Output all of the entries exactly as they are given.

(Extracted data entries)
┏━━

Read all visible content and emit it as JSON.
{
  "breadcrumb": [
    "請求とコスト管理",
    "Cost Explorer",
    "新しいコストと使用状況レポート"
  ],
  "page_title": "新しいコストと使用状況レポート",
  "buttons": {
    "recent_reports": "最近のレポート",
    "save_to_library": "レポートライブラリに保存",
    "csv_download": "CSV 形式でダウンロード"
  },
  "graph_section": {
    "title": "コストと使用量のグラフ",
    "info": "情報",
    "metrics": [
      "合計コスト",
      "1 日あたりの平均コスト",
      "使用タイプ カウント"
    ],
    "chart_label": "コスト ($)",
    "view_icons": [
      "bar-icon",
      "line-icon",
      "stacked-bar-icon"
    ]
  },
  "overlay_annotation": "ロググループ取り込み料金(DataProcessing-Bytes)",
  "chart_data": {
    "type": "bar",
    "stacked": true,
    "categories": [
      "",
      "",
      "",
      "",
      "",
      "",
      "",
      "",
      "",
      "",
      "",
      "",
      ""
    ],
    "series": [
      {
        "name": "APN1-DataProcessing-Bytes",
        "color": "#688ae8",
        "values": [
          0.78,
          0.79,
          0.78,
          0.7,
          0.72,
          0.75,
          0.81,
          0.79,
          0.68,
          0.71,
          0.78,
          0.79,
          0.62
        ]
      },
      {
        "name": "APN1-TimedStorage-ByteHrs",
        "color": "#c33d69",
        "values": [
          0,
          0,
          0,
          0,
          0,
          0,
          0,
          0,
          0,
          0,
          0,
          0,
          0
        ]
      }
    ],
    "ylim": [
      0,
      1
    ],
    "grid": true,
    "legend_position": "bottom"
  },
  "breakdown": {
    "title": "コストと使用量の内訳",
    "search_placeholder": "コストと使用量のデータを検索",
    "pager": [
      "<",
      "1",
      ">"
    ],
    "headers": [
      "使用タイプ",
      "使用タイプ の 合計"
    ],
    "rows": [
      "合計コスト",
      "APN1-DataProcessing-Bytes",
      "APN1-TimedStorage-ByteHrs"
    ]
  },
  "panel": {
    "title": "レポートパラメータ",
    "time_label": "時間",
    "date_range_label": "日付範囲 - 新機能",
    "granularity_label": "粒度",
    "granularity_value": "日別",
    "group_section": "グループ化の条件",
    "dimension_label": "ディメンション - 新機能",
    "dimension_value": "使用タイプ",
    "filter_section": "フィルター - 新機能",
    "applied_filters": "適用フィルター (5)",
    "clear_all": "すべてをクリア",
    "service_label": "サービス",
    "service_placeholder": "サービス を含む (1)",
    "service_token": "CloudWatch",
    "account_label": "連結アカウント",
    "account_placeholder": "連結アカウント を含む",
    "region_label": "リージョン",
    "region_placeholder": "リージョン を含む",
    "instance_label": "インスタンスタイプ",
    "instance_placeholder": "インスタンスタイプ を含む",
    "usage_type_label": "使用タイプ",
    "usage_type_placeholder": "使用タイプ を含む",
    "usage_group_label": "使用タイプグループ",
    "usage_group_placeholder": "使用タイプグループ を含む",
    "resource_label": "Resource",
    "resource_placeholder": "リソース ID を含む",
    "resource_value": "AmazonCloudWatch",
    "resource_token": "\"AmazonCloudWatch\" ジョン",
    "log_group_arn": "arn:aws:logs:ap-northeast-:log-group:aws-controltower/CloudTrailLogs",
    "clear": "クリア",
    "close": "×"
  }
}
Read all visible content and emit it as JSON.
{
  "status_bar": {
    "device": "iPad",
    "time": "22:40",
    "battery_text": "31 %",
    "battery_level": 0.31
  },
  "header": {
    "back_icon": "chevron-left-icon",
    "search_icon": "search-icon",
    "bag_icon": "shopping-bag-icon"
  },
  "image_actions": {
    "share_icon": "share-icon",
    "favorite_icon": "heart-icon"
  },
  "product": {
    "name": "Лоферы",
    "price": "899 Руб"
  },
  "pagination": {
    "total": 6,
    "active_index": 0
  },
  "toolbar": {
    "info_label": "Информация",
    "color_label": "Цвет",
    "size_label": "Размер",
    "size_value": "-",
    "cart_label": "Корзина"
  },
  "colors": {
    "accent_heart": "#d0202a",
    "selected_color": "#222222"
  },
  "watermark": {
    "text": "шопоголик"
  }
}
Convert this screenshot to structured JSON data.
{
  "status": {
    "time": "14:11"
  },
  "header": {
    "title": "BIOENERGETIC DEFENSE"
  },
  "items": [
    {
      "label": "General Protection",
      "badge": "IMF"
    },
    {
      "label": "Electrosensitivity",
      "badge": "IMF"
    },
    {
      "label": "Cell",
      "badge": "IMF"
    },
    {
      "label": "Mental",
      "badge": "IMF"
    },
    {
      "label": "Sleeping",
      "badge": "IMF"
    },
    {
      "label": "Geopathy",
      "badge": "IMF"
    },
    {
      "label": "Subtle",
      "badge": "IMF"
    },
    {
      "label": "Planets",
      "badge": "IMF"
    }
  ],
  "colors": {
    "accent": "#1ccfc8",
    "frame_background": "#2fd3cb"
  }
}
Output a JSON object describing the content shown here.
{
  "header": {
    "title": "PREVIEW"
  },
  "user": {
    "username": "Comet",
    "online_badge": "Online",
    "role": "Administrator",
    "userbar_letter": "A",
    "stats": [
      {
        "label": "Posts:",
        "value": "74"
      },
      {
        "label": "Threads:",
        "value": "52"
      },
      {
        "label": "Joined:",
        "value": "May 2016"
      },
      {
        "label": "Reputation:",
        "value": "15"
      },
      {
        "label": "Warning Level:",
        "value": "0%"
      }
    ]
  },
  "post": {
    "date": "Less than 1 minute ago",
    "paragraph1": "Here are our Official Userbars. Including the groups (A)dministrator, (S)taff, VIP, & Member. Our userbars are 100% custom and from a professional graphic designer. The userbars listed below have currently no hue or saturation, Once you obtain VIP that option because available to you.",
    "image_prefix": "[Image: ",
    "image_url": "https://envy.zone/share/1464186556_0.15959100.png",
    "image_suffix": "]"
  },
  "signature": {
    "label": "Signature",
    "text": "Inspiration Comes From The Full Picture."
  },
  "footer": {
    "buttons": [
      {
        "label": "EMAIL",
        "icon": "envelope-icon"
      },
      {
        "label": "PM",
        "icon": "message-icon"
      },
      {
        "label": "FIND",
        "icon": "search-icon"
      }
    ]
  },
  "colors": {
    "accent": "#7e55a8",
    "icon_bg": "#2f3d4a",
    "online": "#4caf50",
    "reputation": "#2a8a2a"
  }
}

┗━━

→ Completed exercise:
Read all visible content and emit it as JSON.
{
  "breadcrumb": [
    "請求とコスト管理",
    "Cost Explorer",
    "新しいコストと使用状況レポート"
  ],
  "page_title": "新しいコストと使用状況レポート",
  "buttons": {
    "recent_reports": "最近のレポート",
    "save_to_library": "レポートライブラリに保存",
    "csv_download": "CSV 形式でダウンロード"
  },
  "graph_section": {
    "title": "コストと使用量のグラフ",
    "info": "情報",
    "metrics": [
      "合計コスト",
      "1 日あたりの平均コスト",
      "使用タイプ カウント"
    ],
    "chart_label": "コスト ($)",
    "view_icons": [
      "bar-icon",
      "line-icon",
      "stacked-bar-icon"
    ]
  },
  "overlay_annotation": "ロググループ取り込み料金(DataProcessing-Bytes)",
  "chart_data": {
    "type": "bar",
    "stacked": true,
    "categories": [
      "",
      "",
      "",
      "",
      "",
      "",
      "",
      "",
      "",
      "",
      "",
      "",
      ""
    ],
    "series": [
      {
        "name": "APN1-DataProcessing-Bytes",
        "color": "#688ae8",
        "values": [
          0.78,
          0.79,
          0.78,
          0.7,
          0.72,
          0.75,
          0.81,
          0.79,
          0.68,
          0.71,
          0.78,
          0.79,
          0.62
        ]
      },
      {
        "name": "APN1-TimedStorage-ByteHrs",
        "color": "#c33d69",
        "values": [
          0,
          0,
          0,
          0,
          0,
          0,
          0,
          0,
          0,
          0,
          0,
          0,
          0
        ]
      }
    ],
    "ylim": [
      0,
      1
    ],
    "grid": true,
    "legend_position": "bottom"
  },
  "breakdown": {
    "title": "コストと使用量の内訳",
    "search_placeholder": "コストと使用量のデータを検索",
    "pager": [
      "<",
      "1",
      ">"
    ],
    "headers": [
      "使用タイプ",
      "使用タイプ の 合計"
    ],
    "rows": [
      "合計コスト",
      "APN1-DataProcessing-Bytes",
      "APN1-TimedStorage-ByteHrs"
    ]
  },
  "panel": {
    "title": "レポートパラメータ",
    "time_label": "時間",
    "date_range_label": "日付範囲 - 新機能",
    "granularity_label": "粒度",
    "granularity_value": "日別",
    "group_section": "グループ化の条件",
    "dimension_label": "ディメンション - 新機能",
    "dimension_value": "使用タイプ",
    "filter_section": "フィルター - 新機能",
    "applied_filters": "適用フィルター (5)",
    "clear_all": "すべてをクリア",
    "service_label": "サービス",
    "service_placeholder": "サービス を含む (1)",
    "service_token": "CloudWatch",
    "account_label": "連結アカウント",
    "account_placeholder": "連結アカウント を含む",
    "region_label": "リージョン",
    "region_placeholder": "リージョン を含む",
    "instance_label": "インスタンスタイプ",
    "instance_placeholder": "インスタンスタイプ を含む",
    "usage_type_label": "使用タイプ",
    "usage_type_placeholder": "使用タイプ を含む",
    "usage_group_label": "使用タイプグループ",
    "usage_group_placeholder": "使用タイプグループ を含む",
    "resource_label": "Resource",
    "resource_placeholder": "リソース ID を含む",
    "resource_value": "AmazonCloudWatch",
    "resource_token": "\"AmazonCloudWatch\" ジョン",
    "log_group_arn": "arn:aws:logs:ap-northeast-:log-group:aws-controltower/CloudTrailLogs",
    "clear": "クリア",
    "close": "×"
  }
}
Read all visible content and emit it as JSON.
{
  "status_bar": {
    "device": "iPad",
    "time": "22:40",
    "battery_text": "31 %",
    "battery_level": 0.31
  },
  "header": {
    "back_icon": "chevron-left-icon",
    "search_icon": "search-icon",
    "bag_icon": "shopping-bag-icon"
  },
  "image_actions": {
    "share_icon": "share-icon",
    "favorite_icon": "heart-icon"
  },
  "product": {
    "name": "Лоферы",
    "price": "899 Руб"
  },
  "pagination": {
    "total": 6,
    "active_index": 0
  },
  "toolbar": {
    "info_label": "Информация",
    "color_label": "Цвет",
    "size_label": "Размер",
    "size_value": "-",
    "cart_label": "Корзина"
  },
  "colors": {
    "accent_heart": "#d0202a",
    "selected_color": "#222222"
  },
  "watermark": {
    "text": "шопоголик"
  }
}
Convert this screenshot to structured JSON data.
{
  "status": {
    "time": "14:11"
  },
  "header": {
    "title": "BIOENERGETIC DEFENSE"
  },
  "items": [
    {
      "label": "General Protection",
      "badge": "IMF"
    },
    {
      "label": "Electrosensitivity",
      "badge": "IMF"
    },
    {
      "label": "Cell",
      "badge": "IMF"
    },
    {
      "label": "Mental",
      "badge": "IMF"
    },
    {
      "label": "Sleeping",
      "badge": "IMF"
    },
    {
      "label": "Geopathy",
      "badge": "IMF"
    },
    {
      "label": "Subtle",
      "badge": "IMF"
    },
    {
      "label": "Planets",
      "badge": "IMF"
    }
  ],
  "colors": {
    "accent": "#1ccfc8",
    "frame_background": "#2fd3cb"
  }
}
Output a JSON object describing the content shown here.
{
  "header": {
    "title": "PREVIEW"
  },
  "user": {
    "username": "Comet",
    "online_badge": "Online",
    "role": "Administrator",
    "userbar_letter": "A",
    "stats": [
      {
        "label": "Posts:",
        "value": "74"
      },
      {
        "label": "Threads:",
        "value": "52"
      },
      {
        "label": "Joined:",
        "value": "May 2016"
      },
      {
        "label": "Reputation:",
        "value": "15"
      },
      {
        "label": "Warning Level:",
        "value": "0%"
      }
    ]
  },
  "post": {
    "date": "Less than 1 minute ago",
    "paragraph1": "Here are our Official Userbars. Including the groups (A)dministrator, (S)taff, VIP, & Member. Our userbars are 100% custom and from a professional graphic designer. The userbars listed below have currently no hue or saturation, Once you obtain VIP that option because available to you.",
    "image_prefix": "[Image: ",
    "image_url": "https://envy.zone/share/1464186556_0.15959100.png",
    "image_suffix": "]"
  },
  "signature": {
    "label": "Signature",
    "text": "Inspiration Comes From The Full Picture."
  },
  "footer": {
    "buttons": [
      {
        "label": "EMAIL",
        "icon": "envelope-icon"
      },
      {
        "label": "PM",
        "icon": "message-icon"
      },
      {
        "label": "FIND",
        "icon": "search-icon"
      }
    ]
  },
  "colors": {
    "accent": "#7e55a8",
    "icon_bg": "#2f3d4a",
    "online": "#4caf50",
    "reputation": "#2a8a2a"
  }
}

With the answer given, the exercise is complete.